Every year in June we observe National Safety Month. It’s an opportunity for the National Safety Council (NSC) and thousands of other organizations to raise awareness about the importance of reducing injury and death at work, on the roads and in our homes and communities. Each week has a theme, and this week’s was “Stand Ready to Respond,” highlighting the importance of first aid and CPR training.
Here at Intelex we’re especially interested in promoting workplace safety, which is why we’ve pulled together some critical information for companies who want to be safety smart, to help them “stand ready to respond” and ensure the safety of their employees on the job.
Know the Regulations
Your parents were right when they told you that the rules exist for a reason. Minimum requirements for occupational first aid are typically set out by government regulatory bodies, and the onus is on companies to ensure that they understand these requirements and can confirm that they are operating in compliance.

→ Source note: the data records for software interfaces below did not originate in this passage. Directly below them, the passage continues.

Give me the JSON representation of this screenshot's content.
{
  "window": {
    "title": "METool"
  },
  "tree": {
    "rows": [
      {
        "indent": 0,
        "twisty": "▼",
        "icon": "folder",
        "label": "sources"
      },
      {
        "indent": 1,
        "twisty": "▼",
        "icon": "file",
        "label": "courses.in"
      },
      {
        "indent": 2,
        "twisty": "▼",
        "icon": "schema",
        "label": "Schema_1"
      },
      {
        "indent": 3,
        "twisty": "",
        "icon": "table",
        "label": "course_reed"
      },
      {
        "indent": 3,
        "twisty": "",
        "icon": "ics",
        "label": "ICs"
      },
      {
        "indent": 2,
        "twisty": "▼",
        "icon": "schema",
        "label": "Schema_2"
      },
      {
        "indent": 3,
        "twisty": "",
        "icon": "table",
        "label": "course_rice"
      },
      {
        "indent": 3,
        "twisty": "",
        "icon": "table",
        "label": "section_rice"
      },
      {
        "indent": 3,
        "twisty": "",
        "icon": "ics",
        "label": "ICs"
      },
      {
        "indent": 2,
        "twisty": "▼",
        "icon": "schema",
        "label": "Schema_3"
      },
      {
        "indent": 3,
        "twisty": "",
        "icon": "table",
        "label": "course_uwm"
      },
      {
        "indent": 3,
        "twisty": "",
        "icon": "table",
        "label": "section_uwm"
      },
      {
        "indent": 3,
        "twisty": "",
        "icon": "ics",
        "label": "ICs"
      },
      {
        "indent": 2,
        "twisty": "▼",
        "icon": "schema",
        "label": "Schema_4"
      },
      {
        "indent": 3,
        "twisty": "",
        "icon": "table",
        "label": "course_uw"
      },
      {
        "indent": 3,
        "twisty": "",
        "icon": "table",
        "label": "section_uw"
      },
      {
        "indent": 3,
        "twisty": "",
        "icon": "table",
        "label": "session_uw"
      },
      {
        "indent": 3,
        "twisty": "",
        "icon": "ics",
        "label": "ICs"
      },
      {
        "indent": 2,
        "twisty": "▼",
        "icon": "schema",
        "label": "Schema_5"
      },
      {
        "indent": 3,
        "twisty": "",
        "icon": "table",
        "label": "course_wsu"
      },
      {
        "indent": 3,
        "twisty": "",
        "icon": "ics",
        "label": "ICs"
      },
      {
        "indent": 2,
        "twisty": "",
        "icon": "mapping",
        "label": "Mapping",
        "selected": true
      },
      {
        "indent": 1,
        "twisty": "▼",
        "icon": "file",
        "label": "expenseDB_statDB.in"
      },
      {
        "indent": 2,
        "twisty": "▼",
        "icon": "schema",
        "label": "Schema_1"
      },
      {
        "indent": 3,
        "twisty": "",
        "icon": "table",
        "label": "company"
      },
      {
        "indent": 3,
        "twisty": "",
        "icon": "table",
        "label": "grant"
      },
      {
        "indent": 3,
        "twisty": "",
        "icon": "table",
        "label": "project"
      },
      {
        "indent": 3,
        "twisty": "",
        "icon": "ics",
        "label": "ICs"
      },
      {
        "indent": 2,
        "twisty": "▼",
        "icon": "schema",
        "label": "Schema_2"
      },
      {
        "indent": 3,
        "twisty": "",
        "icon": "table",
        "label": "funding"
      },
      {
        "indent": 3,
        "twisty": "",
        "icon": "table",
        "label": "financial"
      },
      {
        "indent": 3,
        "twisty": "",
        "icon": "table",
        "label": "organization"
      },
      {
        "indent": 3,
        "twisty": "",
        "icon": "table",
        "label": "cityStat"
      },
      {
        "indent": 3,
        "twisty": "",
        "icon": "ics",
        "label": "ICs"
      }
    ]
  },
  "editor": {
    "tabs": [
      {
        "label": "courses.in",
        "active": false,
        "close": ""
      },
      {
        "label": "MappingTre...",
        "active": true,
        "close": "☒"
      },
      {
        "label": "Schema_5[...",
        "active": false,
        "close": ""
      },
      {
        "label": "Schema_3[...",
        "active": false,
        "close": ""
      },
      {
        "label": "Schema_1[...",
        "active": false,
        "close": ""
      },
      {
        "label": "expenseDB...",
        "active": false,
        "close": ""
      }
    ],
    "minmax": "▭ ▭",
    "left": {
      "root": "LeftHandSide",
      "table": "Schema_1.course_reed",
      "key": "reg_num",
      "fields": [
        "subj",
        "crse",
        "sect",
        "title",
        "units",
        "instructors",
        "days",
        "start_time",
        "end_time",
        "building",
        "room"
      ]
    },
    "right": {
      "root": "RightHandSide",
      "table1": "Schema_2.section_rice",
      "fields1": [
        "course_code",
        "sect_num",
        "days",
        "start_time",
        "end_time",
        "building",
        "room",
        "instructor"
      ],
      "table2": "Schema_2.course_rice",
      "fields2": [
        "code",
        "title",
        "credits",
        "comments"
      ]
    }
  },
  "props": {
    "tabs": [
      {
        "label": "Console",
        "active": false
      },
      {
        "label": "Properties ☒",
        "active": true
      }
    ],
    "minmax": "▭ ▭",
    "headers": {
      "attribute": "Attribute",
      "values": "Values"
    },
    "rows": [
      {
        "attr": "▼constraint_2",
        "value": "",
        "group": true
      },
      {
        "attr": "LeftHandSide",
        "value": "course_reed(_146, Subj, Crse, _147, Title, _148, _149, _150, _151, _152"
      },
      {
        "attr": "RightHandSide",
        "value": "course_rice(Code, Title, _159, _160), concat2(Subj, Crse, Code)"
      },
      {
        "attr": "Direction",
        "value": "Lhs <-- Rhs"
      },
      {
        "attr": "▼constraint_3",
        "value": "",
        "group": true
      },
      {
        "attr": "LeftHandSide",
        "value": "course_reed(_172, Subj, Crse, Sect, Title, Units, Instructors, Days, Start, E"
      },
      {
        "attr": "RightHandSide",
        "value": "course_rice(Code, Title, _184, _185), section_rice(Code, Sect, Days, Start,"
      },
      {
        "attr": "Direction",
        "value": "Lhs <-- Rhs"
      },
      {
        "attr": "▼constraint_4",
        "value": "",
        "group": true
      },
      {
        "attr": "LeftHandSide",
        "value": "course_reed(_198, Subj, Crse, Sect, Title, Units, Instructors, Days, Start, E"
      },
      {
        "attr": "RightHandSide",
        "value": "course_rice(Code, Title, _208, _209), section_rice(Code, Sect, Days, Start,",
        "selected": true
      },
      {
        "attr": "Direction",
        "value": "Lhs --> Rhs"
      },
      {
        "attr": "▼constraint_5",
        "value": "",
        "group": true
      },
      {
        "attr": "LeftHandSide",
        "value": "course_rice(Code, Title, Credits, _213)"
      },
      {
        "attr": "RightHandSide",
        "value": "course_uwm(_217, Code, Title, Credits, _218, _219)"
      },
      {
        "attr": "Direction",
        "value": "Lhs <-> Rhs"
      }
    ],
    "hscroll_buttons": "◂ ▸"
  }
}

Companies in the United States can review the OSHA standards that relate to medical and first aid on the OSHA website, and are also encouraged to read OSHA’s Best Practices Guide: Fundamentals of a Workplace First-Aid Program.
Empower Employees to Respond
Companies with a strong safety culture empower their workers to be able to look out for one another and provide assistance to a fellow coworker in an emergency. Research from organizations such as St John Ambulance and the Red Cross suggests that many people die unnecessarily due to a lack of first aid.
Encourage your employees to learn this vital skill and where possible support them by facilitating first aid training courses!
Prioritize High-Risk First Aid
A company’s ability to quickly and effectively provide assistance to an employee in critical condition can mean the difference between life and death. Unfortunately, paramedics can often take 8-12 minutes to arrive on the scene.
Train your employees to respond in high-risk scenarios, such as cardiac arrest, stroke, choking, or severe bleeding. Ensure that your workforce knows who is certified in CPR and First Aid and how to get in touch with them quickly in an emergency.
“Standing Ready to Respond” is a great concept to be able to integrate into your company’s safety culture. As many companies face new challenges associated with an aging workforce, it’s also important to be aware of the fact that different age groups are at risk for different types of workplace health and safety incidents and that recognizing the signs of a first aid emergency such as cardiac arrest or stroke may be even more critical in the coming years. Visit the National Safety Council’s website for more information on First Aid Training and other workplace safety resources.